Supreme Court rules on petition in Brooklyn Bridge mass arrest case

Supreme Court rules on petition in Brooklyn Bridge mass arrest case

Yesterday, the Supreme Court turned its back on the First Amendment and denied the petition for certiorari in Garcia v. Bloomberg, the constitutional rights case challenging the mass false arrest of 700 peaceful people on the Brooklyn Bridge in 2011 - the largest mass arrest in New York's history and a turning point in the Occupy movement.

Statement from PCJF client Karina Garcia


"I was a public school teacher when I was arrested with 700 others on the Brooklyn Bridge in October 2011. Other teachers were there. So too were nurses, city workers, students, tourists, restaurant workers, reporters and people from all walks of life - and we were all trapped and arrested. Some were moms and dads who were going to be picking up children later that day. We were marching together because we wanted to change the world.

"The police escorted and permitted this peaceful march to proceed and then without warning or notice trapped and mass arrested all of us, even though we had disobeyed no order and followed behind a line of police commanders who led and escorted the march onto the Bridge. In addition to being arrested that day, I had to go to court ten times over two years to defend myself from false charges.

"I was proud to have been a plaintiff in the lawsuit filed by the Partnership for Civil Justice Fund to hold the police and government accountable for trampling on our rights that day. We’ve stood up for our rights for the past five years with the PCJF by our side working pro bono against the unlimited resources of government lawyers. Of course we are disappointed in this outcome, but the litigation was a way of us declaring that we would not be intimidated into silence; we will defend our rights.

"This mass violation of our civil rights made a mockery of the First Amendment, and the courts have failed to correct this injustice. But, as generations of activists have declared before us: The struggle continues."

—Karina Garcia

In refusing to consider the arrestees' appeal, the Court let stand a Second Circuit ruling that poses a clear and present danger to democracy, free speech and a free press. That ruling threatens all those who would join a peaceful police-escorted demonstration, or report on it, that even if they comply with all police directives they can nonetheless be arrested with no warning and be subject to years of prosecution and possibly years of imprisonment.

The obvious constitutional infirmity of this position, which has been rejected by every other circuit that has considered it, makes it likely that this matter will come up through the courts again.
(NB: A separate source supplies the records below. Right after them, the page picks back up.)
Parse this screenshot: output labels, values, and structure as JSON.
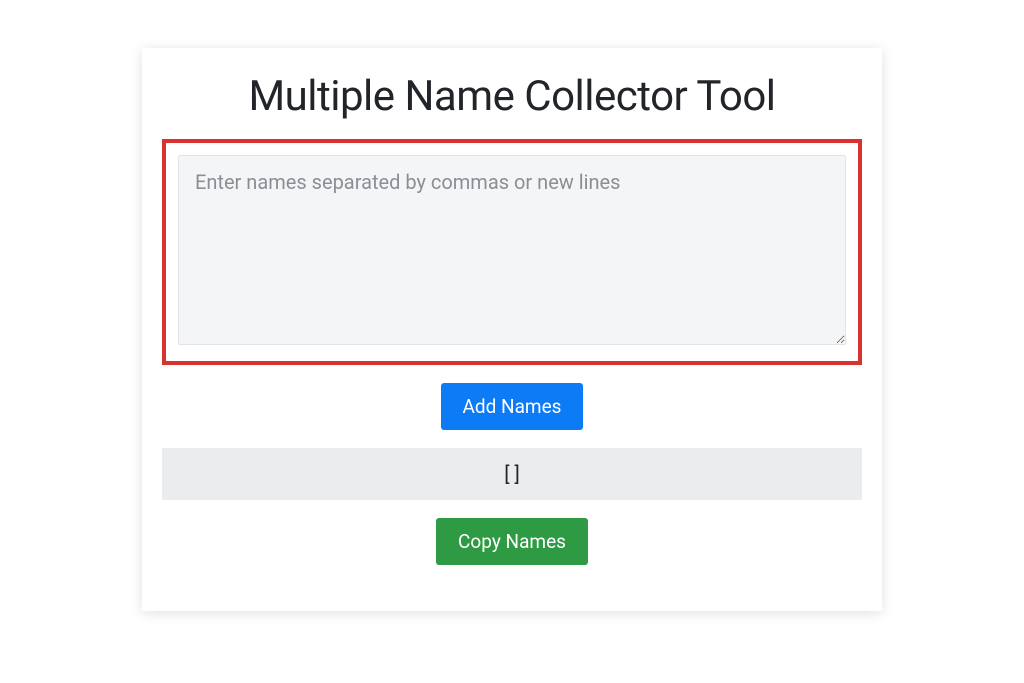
{
  "title": "Multiple Name Collector Tool",
  "input": {
    "placeholder": "Enter names separated by commas or new lines",
    "value": ""
  },
  "buttons": {
    "add_label": "Add Names",
    "copy_label": "Copy Names"
  },
  "output": {
    "value": "[ ]"
  },
  "colors": {
    "highlight_border": "#d93030",
    "primary": "#0d7af6",
    "success": "#2e9b44"
  }
}
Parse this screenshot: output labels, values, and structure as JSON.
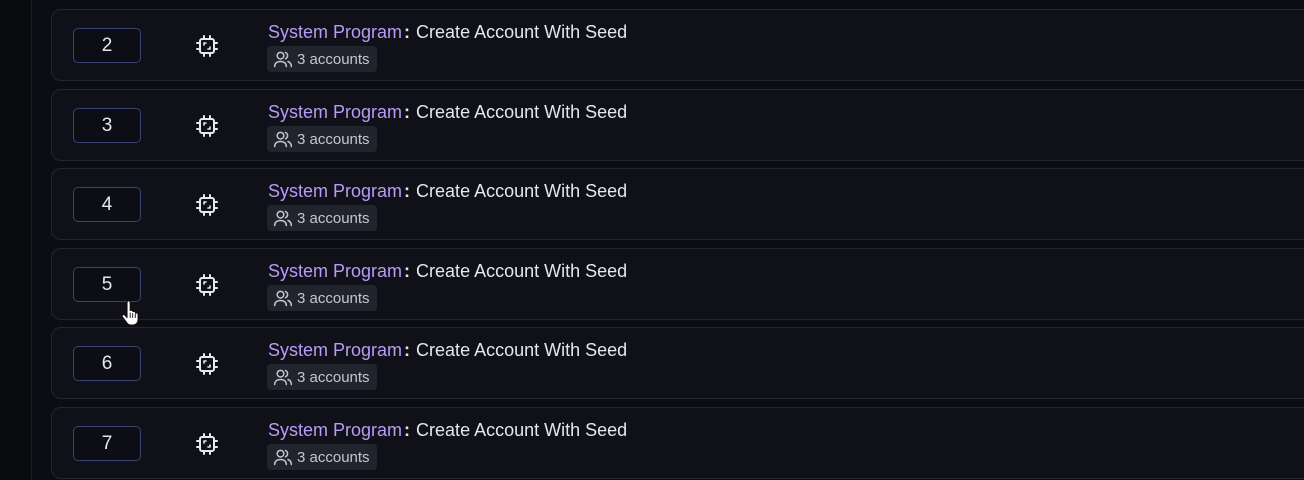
{
  "rows": [
    {
      "index": "2",
      "program": "System Program",
      "separator": ":",
      "instruction": "Create Account With Seed",
      "accounts": "3 accounts"
    },
    {
      "index": "3",
      "program": "System Program",
      "separator": ":",
      "instruction": "Create Account With Seed",
      "accounts": "3 accounts"
    },
    {
      "index": "4",
      "program": "System Program",
      "separator": ":",
      "instruction": "Create Account With Seed",
      "accounts": "3 accounts"
    },
    {
      "index": "5",
      "program": "System Program",
      "separator": ":",
      "instruction": "Create Account With Seed",
      "accounts": "3 accounts"
    },
    {
      "index": "6",
      "program": "System Program",
      "separator": ":",
      "instruction": "Create Account With Seed",
      "accounts": "3 accounts"
    },
    {
      "index": "7",
      "program": "System Program",
      "separator": ":",
      "instruction": "Create Account With Seed",
      "accounts": "3 accounts"
    }
  ],
  "colors": {
    "program": "#b79cf7",
    "index_border": "#3a4370",
    "background": "#0c0d12"
  },
  "icons": {
    "program_icon": "chip-icon",
    "accounts_icon": "users-icon",
    "cursor": "hand-pointer-icon"
  }
}
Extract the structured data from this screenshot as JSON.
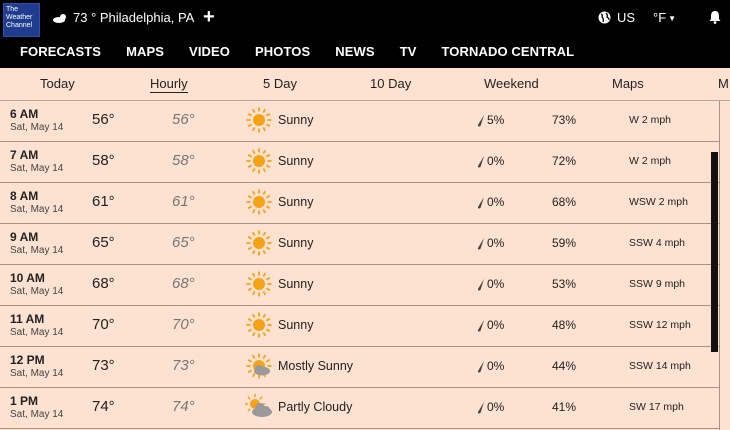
{
  "brand": {
    "logo_lines": [
      "The",
      "Weather",
      "Channel"
    ]
  },
  "header": {
    "location": "73 ° Philadelphia, PA",
    "region": "US",
    "unit": "°F"
  },
  "main_nav": [
    "FORECASTS",
    "MAPS",
    "VIDEO",
    "PHOTOS",
    "NEWS",
    "TV",
    "TORNADO CENTRAL"
  ],
  "sub_tabs": [
    {
      "label": "Today"
    },
    {
      "label": "Hourly",
      "active": true
    },
    {
      "label": "5 Day"
    },
    {
      "label": "10 Day"
    },
    {
      "label": "Weekend"
    },
    {
      "label": "Maps"
    },
    {
      "label": "M"
    }
  ],
  "hourly": [
    {
      "time": "6 AM",
      "date": "Sat, May 14",
      "temp": "56°",
      "feels": "56°",
      "icon": "sunny-icon",
      "condition": "Sunny",
      "precip": "5%",
      "humidity": "73%",
      "wind": "W 2 mph"
    },
    {
      "time": "7 AM",
      "date": "Sat, May 14",
      "temp": "58°",
      "feels": "58°",
      "icon": "sunny-icon",
      "condition": "Sunny",
      "precip": "0%",
      "humidity": "72%",
      "wind": "W 2 mph"
    },
    {
      "time": "8 AM",
      "date": "Sat, May 14",
      "temp": "61°",
      "feels": "61°",
      "icon": "sunny-icon",
      "condition": "Sunny",
      "precip": "0%",
      "humidity": "68%",
      "wind": "WSW 2 mph"
    },
    {
      "time": "9 AM",
      "date": "Sat, May 14",
      "temp": "65°",
      "feels": "65°",
      "icon": "sunny-icon",
      "condition": "Sunny",
      "precip": "0%",
      "humidity": "59%",
      "wind": "SSW 4 mph"
    },
    {
      "time": "10 AM",
      "date": "Sat, May 14",
      "temp": "68°",
      "feels": "68°",
      "icon": "sunny-icon",
      "condition": "Sunny",
      "precip": "0%",
      "humidity": "53%",
      "wind": "SSW 9 mph"
    },
    {
      "time": "11 AM",
      "date": "Sat, May 14",
      "temp": "70°",
      "feels": "70°",
      "icon": "sunny-icon",
      "condition": "Sunny",
      "precip": "0%",
      "humidity": "48%",
      "wind": "SSW 12 mph"
    },
    {
      "time": "12 PM",
      "date": "Sat, May 14",
      "temp": "73°",
      "feels": "73°",
      "icon": "mostly-sunny-icon",
      "condition": "Mostly Sunny",
      "precip": "0%",
      "humidity": "44%",
      "wind": "SSW 14 mph"
    },
    {
      "time": "1 PM",
      "date": "Sat, May 14",
      "temp": "74°",
      "feels": "74°",
      "icon": "partly-cloudy-icon",
      "condition": "Partly Cloudy",
      "precip": "0%",
      "humidity": "41%",
      "wind": "SW 17 mph"
    }
  ],
  "colors": {
    "background": "#fde1d1",
    "header": "#000000",
    "sun": "#f5a316",
    "logo": "#1f3c8f"
  }
}
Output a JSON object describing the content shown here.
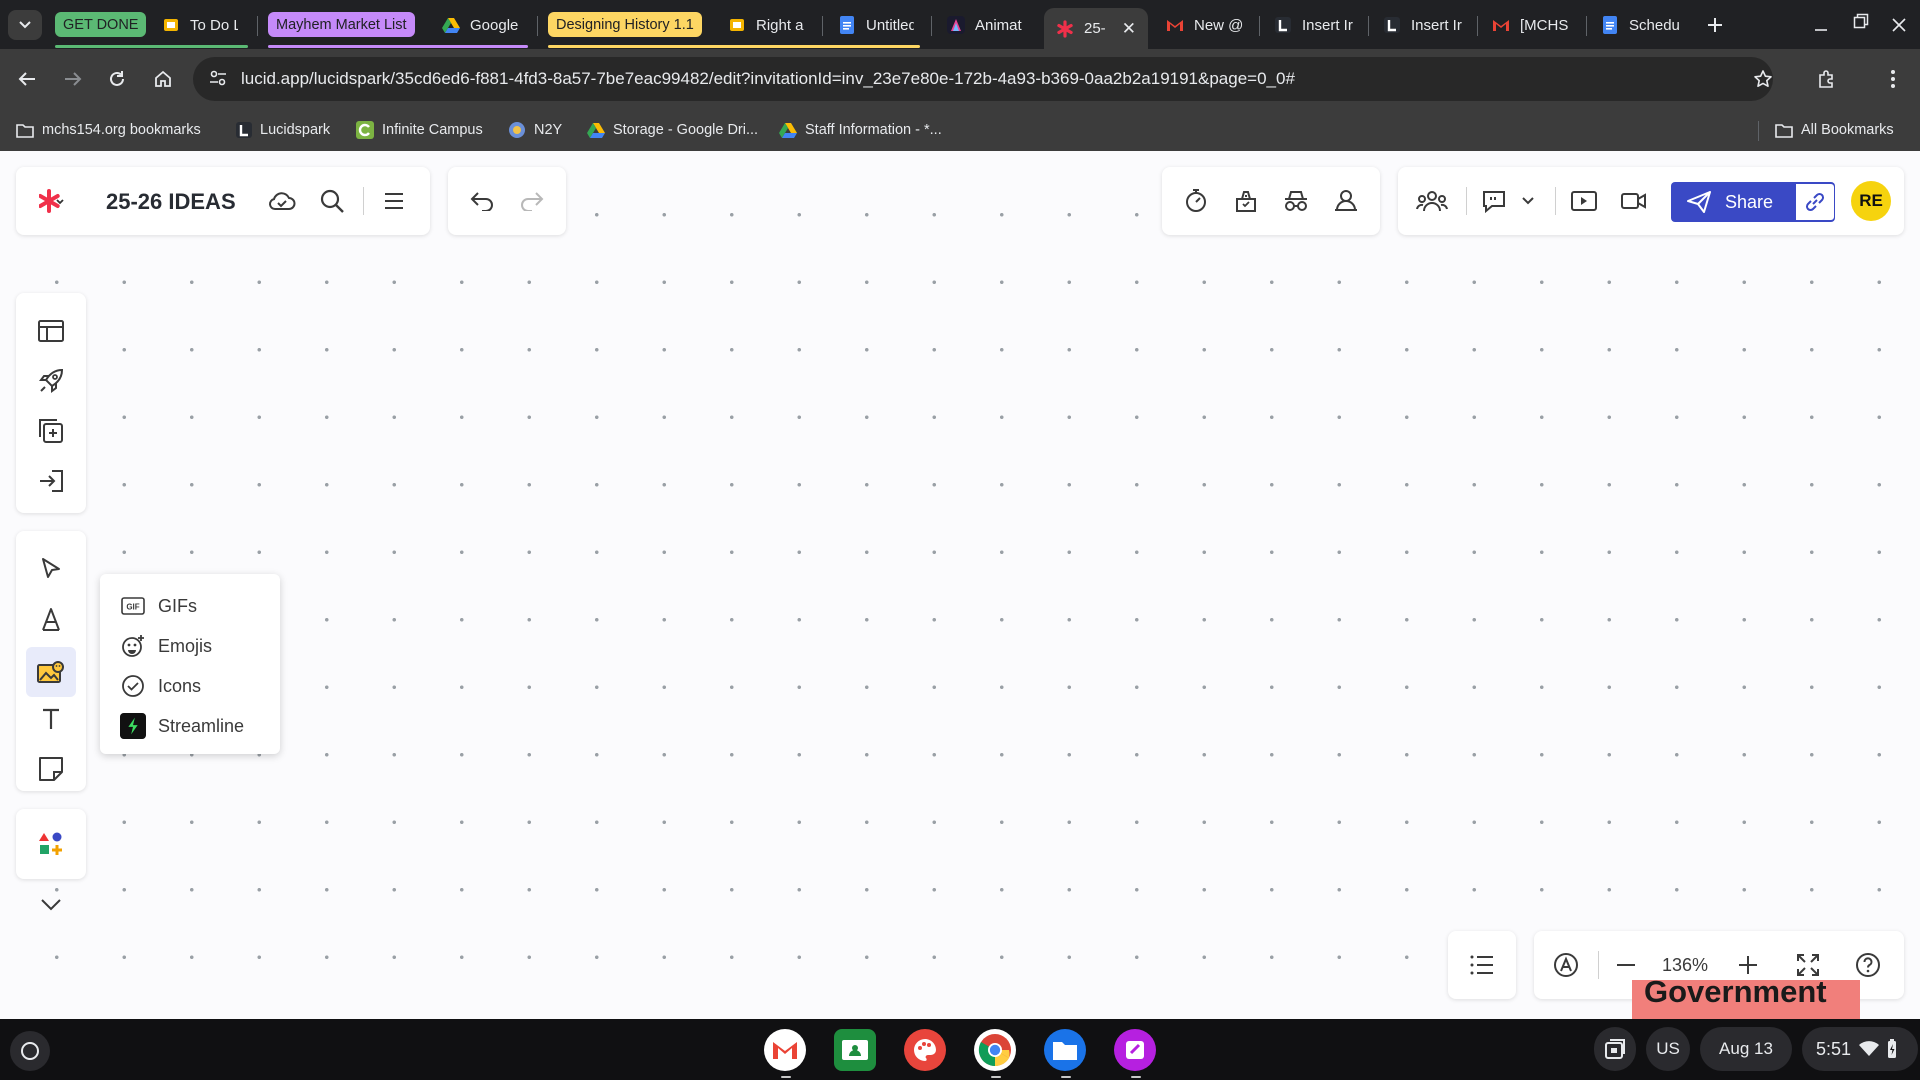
{
  "browser": {
    "tab_groups": [
      {
        "label": "GET DONE",
        "color": "#5bb974"
      },
      {
        "label": "Mayhem Market List",
        "color": "#c58af9"
      },
      {
        "label": "Designing History 1.1",
        "color": "#fdd663"
      }
    ],
    "tabs": [
      {
        "label": "To Do L",
        "icon": "slides-icon"
      },
      {
        "label": "Google",
        "icon": "drive-icon"
      },
      {
        "label": "Right ar",
        "icon": "slides-icon"
      },
      {
        "label": "Untitled",
        "icon": "docs-icon"
      },
      {
        "label": "Animat",
        "icon": "canva-icon"
      },
      {
        "label": "25-",
        "icon": "lucidspark-icon",
        "active": true
      },
      {
        "label": "New @",
        "icon": "gmail-icon"
      },
      {
        "label": "Insert Ir",
        "icon": "lucid-icon"
      },
      {
        "label": "Insert Ir",
        "icon": "lucid-icon"
      },
      {
        "label": "[MCHS",
        "icon": "gmail-icon"
      },
      {
        "label": "Schedu",
        "icon": "docs-icon"
      }
    ],
    "url": "lucid.app/lucidspark/35cd6ed6-f881-4fd3-8a57-7be7eac99482/edit?invitationId=inv_23e7e80e-172b-4a93-b369-0aa2b2a19191&page=0_0#",
    "bookmarks": [
      {
        "label": "mchs154.org bookmarks",
        "icon": "folder-icon"
      },
      {
        "label": "Lucidspark",
        "icon": "lucid-icon"
      },
      {
        "label": "Infinite Campus",
        "icon": "campus-icon"
      },
      {
        "label": "N2Y",
        "icon": "n2y-icon"
      },
      {
        "label": "Storage - Google Dri...",
        "icon": "drive-icon"
      },
      {
        "label": "Staff Information - *...",
        "icon": "drive-icon"
      }
    ],
    "all_bookmarks_label": "All Bookmarks"
  },
  "app": {
    "document_title": "25-26 IDEAS",
    "share_label": "Share",
    "avatar_initials": "RE",
    "avatar_color": "#f6d30e",
    "zoom_level": "136%",
    "canvas_text_fragment": "Government"
  },
  "insert_menu": {
    "items": [
      {
        "label": "GIFs",
        "icon": "gif-icon"
      },
      {
        "label": "Emojis",
        "icon": "emoji-icon"
      },
      {
        "label": "Icons",
        "icon": "check-circle-icon"
      },
      {
        "label": "Streamline",
        "icon": "streamline-icon"
      }
    ]
  },
  "system": {
    "input_method": "US",
    "date": "Aug 13",
    "time": "5:51"
  }
}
When it does the Partnership for Civil Justice Fund is prepared to again defend and stand with those who are arrested merely for exercising their First Amendment rights, as we have in other landmark cases that have successfully altered police response to protest. While this case has ended, this fundamental issue remains alive as the American people engage in protest and dissent in record numbers.

This case has been hard-fought for more than five and a half years and it has been an honor to represent the plaintiffs in this case, who have been steadfast in their determination to win justice.

The Partnership for Civil Justice Fund has been on the front lines of the defense of people’s rights to demonstrate without fear of unjust arrest and the right to access public space for dissent, and we will continue to prioritize this essential fight for freedom. To do that we need your support. Please make a donation today to support the continued work of the PCJF, and help preserve our vital right to demonstrate, a right which became all the more necessary, and all the more in peril, on Jan. 20 with the installation of Donald Trump as President. Join us in fighting back.

Thank you for standing together with us. We can meet every challenge head-on knowing you and PCJF supporters nationwide are by our side.

Defend Freedom,


Mara Verheyden-Hilliard
PCJF Executive Director